* Dollar index dips, still up 1 percent for week
* Yellen speech later eyed for support of March rate hike
* Bulls worry why dollar has not gained more
* Graphic: World FX rates in 2017 tmsnrt.rs/2egbfVh
By Patrick Graham
LONDON, March 3 The dollar stalled after two
days of strong gains on Friday, with nerves around a speech by
Federal Reserve chief Janet Yellen due later in the day adding
to the handful of factors that have held back a broader rally
The greenback is up around 1 percent this week, its fourth
straight weekly gain on the trot, but a sour January means it is
still well below highs hit on the back of optimism about the
shape of Donald Trump's presidency in December.
This week's driver has been a swing in market expectations
towards a swift rise in Federal Reserve interest rates on March
That is all but fully priced in to money markets, compared
to a 30 percent probability a week ago and less than 20 percent
a week before that - yet the dollar is still short of even last
month's highs against the euro and yen.

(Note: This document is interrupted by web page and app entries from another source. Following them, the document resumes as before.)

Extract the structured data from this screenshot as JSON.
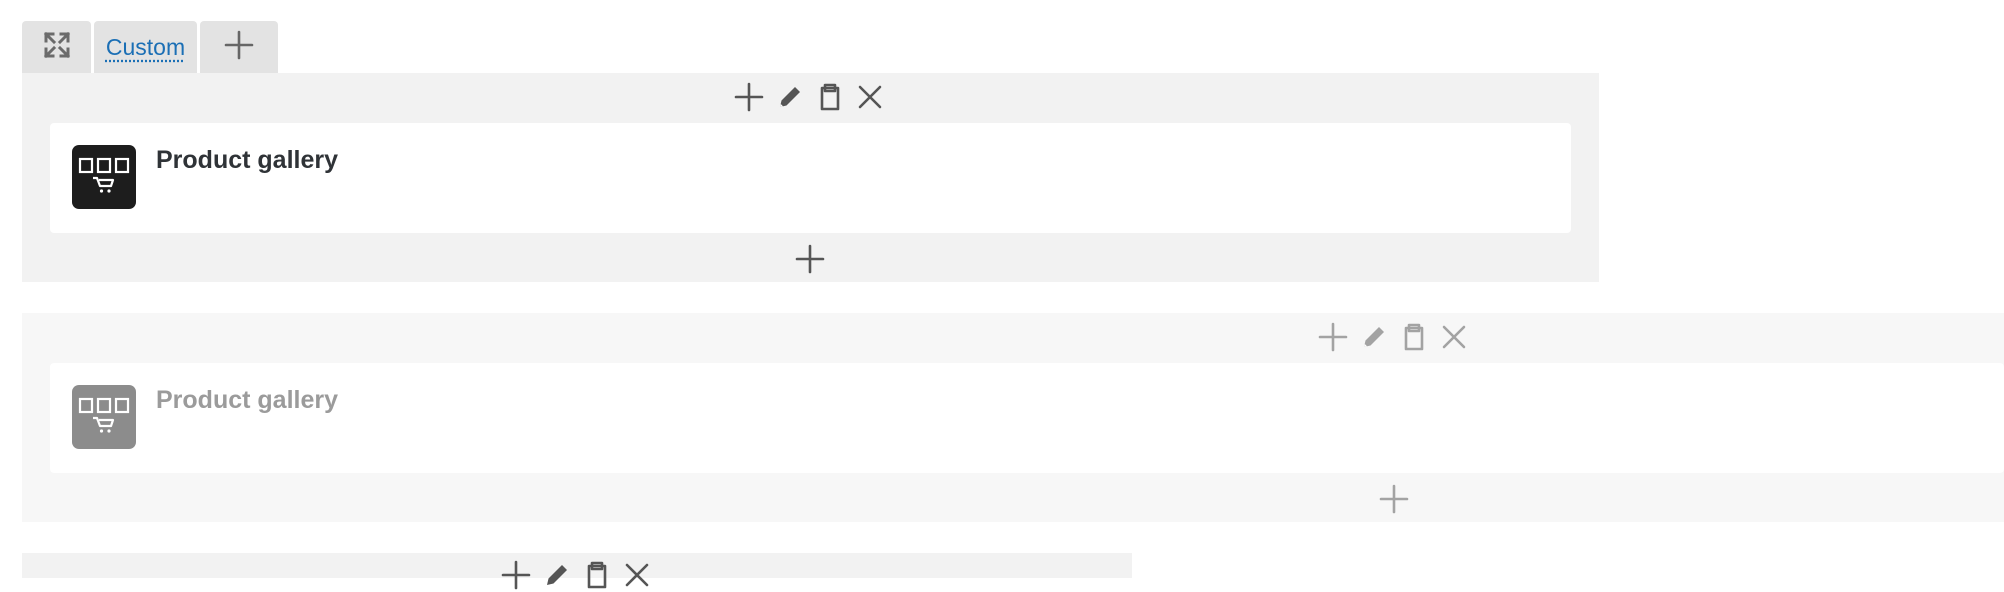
{
  "tabs": {
    "active_label": "Custom",
    "items": [
      {
        "icon": "fullscreen-expand-icon"
      },
      {
        "label_ref": "Custom"
      },
      {
        "icon": "plus-icon"
      }
    ]
  },
  "toolbar_icons": [
    "plus-icon",
    "pencil-icon",
    "clipboard-icon",
    "close-icon"
  ],
  "blocks": [
    {
      "title": "Product gallery",
      "state": "active",
      "icon": "product-gallery-icon"
    },
    {
      "title": "Product gallery",
      "state": "inactive",
      "icon": "product-gallery-icon"
    }
  ],
  "colors": {
    "panel_active": "#f2f2f2",
    "panel_inactive": "#f7f7f7",
    "icon_active": "#555555",
    "icon_inactive": "#a3a3a3",
    "title_active": "#2f3337",
    "title_inactive": "#9b9b9b",
    "link": "#1b6fb5"
  }
}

"The developments are clearly supportive for the US dollar,
but it has strengthened only modestly so far," said Derek
Halpenny, head of global market research with Japan's MUFG in a
report listing nine reasons why the greenback was not rising
"One key factor we believe is the fact that the euro is
sitting around key technical support levels between $1.0400
and $1.0500 with a number of key events risks on the immediate
Speeches from Fed Chair Janet Yellen and Vice Chair Stanley
Fischer on Friday are now widely expected to be the final piece
of the puzzle, along with next week's non-farm payrolls. In that
time, the market also has next Thursday's European Central Bank
meeting to contend with.
Halpenny and others also list nerves ranging from the lack
of a substantial rise in longer-term U.S. Treasury yields to
worries that Trump will not deliver on promised stimulus and tax
reform as holding the dollar back.
The greenback was 0.1 percent weaker against the basket of
currencies used to measure its broader strength in early trade
It dipped to $1.0517 per euro from a high of $1.0495
hit late in the U.S. session on Thursday. It was down
0.1 percent at 114.27 yen.
Thursday's biggest losers were the Australian and New
That points to underlying concern both over what more
aggressive rises in U.S. interest rates will do to global demand
and the raft of emerging economies which have borrowed heavily
in the past few years, as well as to the straight read across of
a weaker Chinese yuan against the dollar.
The Aussie was down a quarter percent on the day at $0.7552
, having touched lows of $0.7543, its weakest since Jan.
31. A 1.4 percent fall for the week is its worst performance
since mid-December. The kiwi dollar was also down half a percent
After poor Australian trade data on Thursday, some dealers
pointed to a 5.5 point fall in the AIG performance of services
index to below the 50-point line that divides expansion from
"The trade data miss was perhaps a bit of a catalyst for a
selloff, though setbacks really intensified on the back of
ramped up Fed rate hike odds and a concurrent pullback in the US
equity market," analysts from London-based currencies exchange
LMAX said in a morning note
"The Australian Dollar had been a clear outperformer in 2017
into this week, but could face more headwinds going forward if
the Fed actually follows through."
For Reuters Live Markets blog on European and UK stock
markets see reuters://realtime/verb=Open/url=http://emea1.apps.cp.extranet.thomsonreuters.biz/cms/?pageId=livemarkets
(Writing by Patrick Graham)